Ironbark explores diplomacy, patriotism, virtue, and bravery, but above all else, the film reminds us of the simple humanity at the center of every conflict.

Sundance Film Review: Ironbark AKA The Courier


Ironbark AKA The Courier
Sundance Film Festival

Director: Dominic Cooke

The audience shifted nervously in their seats as mushroom clouds blossomed and Cold War events unfolded in Dominic Cooke’s Ironbark. Based on true events, it made its world premiere this week at Sundance 2020. Ironbark is the codename for historical Soviet agent Oleg Penkovsky (Merab Ninidze), one of the most prolific and important U.S. informants in history. Penkovsky passed over 5,000 photographs of classified military, political and economic documents to British and U.S. intelligence forces in the early 1960s through a British courier. This courier and protagonist of the film, Greville Wynne (Benedict Cumberbatch), is no glittering Bond-style, upper-class spy. Instead, we see the white-knuckle eve of the Cuban Missile Crisis from the perspective of a reluctant family man. Greville is locked in a test of character and convictions, and we contemplate the bravery of ordinary people and what they’re capable of when humanity’s at stake.

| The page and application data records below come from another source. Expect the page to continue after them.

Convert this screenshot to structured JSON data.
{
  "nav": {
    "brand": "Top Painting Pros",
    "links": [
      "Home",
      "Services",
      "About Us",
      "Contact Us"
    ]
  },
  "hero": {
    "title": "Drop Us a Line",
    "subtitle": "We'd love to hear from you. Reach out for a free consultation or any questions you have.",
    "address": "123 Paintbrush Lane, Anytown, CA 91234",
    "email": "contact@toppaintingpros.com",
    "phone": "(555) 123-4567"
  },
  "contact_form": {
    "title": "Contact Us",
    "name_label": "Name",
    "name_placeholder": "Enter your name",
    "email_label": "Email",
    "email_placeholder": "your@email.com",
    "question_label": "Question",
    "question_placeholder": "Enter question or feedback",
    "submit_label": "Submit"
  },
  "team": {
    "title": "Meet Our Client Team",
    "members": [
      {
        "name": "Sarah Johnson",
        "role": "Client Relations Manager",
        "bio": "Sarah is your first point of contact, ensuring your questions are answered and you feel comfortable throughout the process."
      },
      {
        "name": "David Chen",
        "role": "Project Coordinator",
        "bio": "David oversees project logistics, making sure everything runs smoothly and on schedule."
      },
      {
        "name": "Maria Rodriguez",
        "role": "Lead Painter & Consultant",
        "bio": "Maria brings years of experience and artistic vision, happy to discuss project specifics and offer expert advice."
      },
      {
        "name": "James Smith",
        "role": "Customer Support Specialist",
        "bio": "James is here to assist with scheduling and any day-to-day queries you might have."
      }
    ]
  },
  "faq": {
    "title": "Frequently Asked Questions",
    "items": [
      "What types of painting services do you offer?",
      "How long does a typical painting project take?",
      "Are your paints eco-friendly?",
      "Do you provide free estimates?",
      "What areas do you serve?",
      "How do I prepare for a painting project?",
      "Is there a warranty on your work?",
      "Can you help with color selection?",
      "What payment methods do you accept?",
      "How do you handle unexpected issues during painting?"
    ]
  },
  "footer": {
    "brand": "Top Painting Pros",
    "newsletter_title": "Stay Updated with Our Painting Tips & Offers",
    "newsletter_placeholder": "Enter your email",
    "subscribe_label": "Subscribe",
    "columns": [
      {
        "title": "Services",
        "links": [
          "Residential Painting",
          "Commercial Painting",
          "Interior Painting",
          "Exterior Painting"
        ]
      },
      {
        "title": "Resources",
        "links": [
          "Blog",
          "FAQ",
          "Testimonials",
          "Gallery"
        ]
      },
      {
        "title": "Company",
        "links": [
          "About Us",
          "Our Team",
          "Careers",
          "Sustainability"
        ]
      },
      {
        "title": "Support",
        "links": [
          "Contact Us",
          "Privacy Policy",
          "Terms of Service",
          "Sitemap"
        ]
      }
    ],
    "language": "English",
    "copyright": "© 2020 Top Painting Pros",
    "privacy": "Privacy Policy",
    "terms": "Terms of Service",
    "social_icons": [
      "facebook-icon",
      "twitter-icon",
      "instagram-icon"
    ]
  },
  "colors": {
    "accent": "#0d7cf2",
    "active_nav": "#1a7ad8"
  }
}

Director Cooke has deep roots in theater, having worked at the Royal Court Theatre in England and directed a BAFTA Award–nominated Shakespearean adaptation for the BBC. Cooke and Cumberbatch create a character with classical theater depth that morphs emotionally and physically in drastic ways. Cumberbatch’s Greville starts as a goofy, middle-class British salesman (with a performance that has a ring of John Cleese from Monty Python), whom the intelligence community approaches because he seems too silly to be up to anything nefarious. Even Greville’s wife, Sheila (Jessie Buckley), quips that he wasn’t clever enough to hide his affair from her, setting the scene for a relationship that adds a rich under-layer to the typically male-dominated wartime plot.

Tom O’Connor’s engaging script gives time for intriguing and complex dialogue and allows Cumberbatch’s character to take a radical turn when he’s approached by British intelligence agent Dickie Franks (Angus Wright) and CIA official Emily Donovan (Rachel Brosnahan). Greville is reluctant but ultimately seduced by the intrigue of acting as a courier from the British/American intelligence to and back from Oleg, a colonel in the GRU and deputy chief of the foreign section of the State Committee for the Coordination of Scientific Research.

As Greville and the conflicted Oleg come into contact when Greville starts conducting business in Russia, the two men soon develop a real bond. Each has a modest lifestyle, shown through nostalgia-inducing, mid-century domestic shots, with beloved wives and children. At the Grand Theatre Q&A discussion on Jan. 25, Cooke, O’Connor, and Ninidze discussed the humanity of the friendship between the two men, noting the universality of this behind-enemy-lines interaction, despite cultural differences. This connection radiates warmth as the film darkens, with the stand-out acting of Ninidze showing his conflicted feelings and genuine connection with Greville as he betrays his country to prevent nuclear war.

Faced with a life-altering choice, Greville’s character evolves again and reaches heroic heights as he follows the path his convictions dictate. Audiences will be shocked by the physical lengths Cumberbatch goes to in order to give an honest portrayal of the horrors of war. In response to a question about the men’s physical transformation, Ninidze said he was inspired by Cumberbatch’s dedication (to the tune of 8 kilograms or 17 pounds lost for the final scenes of Ironbark).

Ultimately, the information Oleg and Greville exchanged proved invaluable to the U.S. before and during the Cuban Missile crisis, which occurred just 57 years ago. Penkovsky’s fate is grisly, while Greville’s is just a little less dour and ends the film on an uplifting note. With rich dialogue and plot lines, and a cast that has the talent to portray the wide breadth of the characters’ experiences, Ironbark is a gripping reminder of what war could ask of each of us and how close the world came to destruction not so long ago. –Hannah McBeth

Jan. 27 // 12:00 p.m // Sundance Mountain Resort Screening Room
Feb. 1 // 8:30 p.m // The MARC Theatre Park city
Feb. 2 // 12:15 p.m // Rose Wagner Center Salt Lake City

Read more of SLUG’s comprehensive coverage of the 2020 Sundance Film Festival.